Petroleum Products Supplie s (PPS) managing director, Fanene Samau Sefo, told the Samoa Observer during a press conference yesterday that there was no threat of the sort whatsoever.

“The tanks were designed in a way that it cannot be destroyed by a fire,” said Fanene. “I believe the evacuation was called for precautionary measures but with the fire alone, there wouldn’t have been a time when it would spread outside of the tank.

“The tanks are surrounded by a cement wall so if there is any fuel leakage it is contained inside the wall.”

Fanene was speaking during a media conference organised by the Disaster Advisory Committee following Monday’s blaze, which killed a 23-year-old employee of PPS.

In the wake of the fire, a local businessman has called on the government to launch a full inquiry into what caused the blaze. He also called for PPS to be held accountable for placing people’s lives at risk.

“The government needs to be careful, it needs to wake up. The whole of Apia could have blown up and innocent people could have been killed,” he told the Samoa Observer.

The businessman added that with the fuel pipes running along Beach Road towards Sogi, that could have placed thousands of lives at risk.

“I think it is negligence,” he said. “And someone has to be accountable for it. Regardless of what they say, people’s lives were at risk.
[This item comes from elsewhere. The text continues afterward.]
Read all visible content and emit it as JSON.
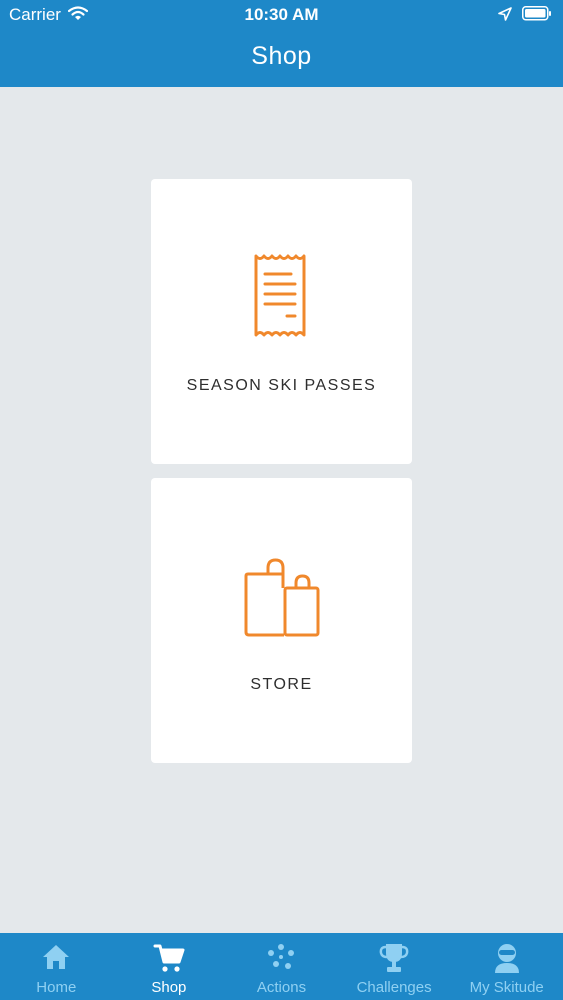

You cannot tell me that safety was secured with what we saw. It’s impossible.”

But Samau downplayed the concerns about the pipeline that pumps fuel from the wharf to PPS’s main terminal at Sogi.

“This pipe is buried six feet deep underground,” he explained. “When the incident happened, the workers shut down all fuel valves and there isn’t any possibility that a problem like that will happen because any fire requires oxygen. No oxygen can get through down where the pipeline is locked.”

According to Samau, the explosion happened around 10am when two PPS workers – including the man who died – did maintenance work.

“They started work from the first tank, second and it was the third and last tank where the incident happened,” he said.

“I cannot go into details about what might have caused the fire because there is an investigation into it.

“We are extremely saddened by the loss of an employee and we extend our condolences to his family and loved ones.”

But the managing director made it clear that the work was legal and there was a permit for it.

Earlier, the cairman of the Disaster Advisory Committee, Suluimalo Amataga Penaia, told media maintenance work that included welding at the tanks is suspected to have sparked the explosion.

- Samoa Observer/PNC